=== Exercise directions ===
Look through the data below. Collect every line where the word "icon" occurs.

(Records provided Opens)

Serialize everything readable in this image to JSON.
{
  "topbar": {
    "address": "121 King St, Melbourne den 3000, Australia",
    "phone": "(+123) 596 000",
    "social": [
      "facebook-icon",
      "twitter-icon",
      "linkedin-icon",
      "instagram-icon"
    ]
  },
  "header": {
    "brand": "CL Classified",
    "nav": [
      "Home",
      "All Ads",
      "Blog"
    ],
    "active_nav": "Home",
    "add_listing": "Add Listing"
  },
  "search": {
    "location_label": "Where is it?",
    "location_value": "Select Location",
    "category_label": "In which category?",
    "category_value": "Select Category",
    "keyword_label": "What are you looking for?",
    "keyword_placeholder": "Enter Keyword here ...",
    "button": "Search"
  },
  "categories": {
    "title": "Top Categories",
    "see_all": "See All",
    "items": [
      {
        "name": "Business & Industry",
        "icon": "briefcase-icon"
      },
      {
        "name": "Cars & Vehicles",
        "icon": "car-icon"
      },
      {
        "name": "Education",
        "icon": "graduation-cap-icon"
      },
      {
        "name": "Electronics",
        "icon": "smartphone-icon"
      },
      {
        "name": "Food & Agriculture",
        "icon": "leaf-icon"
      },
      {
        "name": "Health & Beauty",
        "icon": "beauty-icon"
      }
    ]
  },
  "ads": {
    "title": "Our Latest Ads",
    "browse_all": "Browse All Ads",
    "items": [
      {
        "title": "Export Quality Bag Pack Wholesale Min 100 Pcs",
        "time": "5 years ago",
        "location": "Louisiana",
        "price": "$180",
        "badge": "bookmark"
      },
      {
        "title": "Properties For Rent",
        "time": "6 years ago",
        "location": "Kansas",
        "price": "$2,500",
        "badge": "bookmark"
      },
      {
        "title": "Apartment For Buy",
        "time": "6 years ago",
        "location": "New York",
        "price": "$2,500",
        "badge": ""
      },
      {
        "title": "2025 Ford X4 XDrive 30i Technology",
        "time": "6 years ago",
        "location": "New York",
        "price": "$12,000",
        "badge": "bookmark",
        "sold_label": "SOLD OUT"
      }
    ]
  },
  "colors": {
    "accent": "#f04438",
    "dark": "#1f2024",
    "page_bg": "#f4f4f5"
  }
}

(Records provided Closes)

=== Exercise answer ===
      "facebook-icon",
      "twitter-icon",
      "linkedin-icon",
      "instagram-icon"
        "icon": "briefcase-icon"
        "icon": "car-icon"
        "icon": "graduation-cap-icon"
        "icon": "smartphone-icon"
        "icon": "leaf-icon"
        "icon": "beauty-icon"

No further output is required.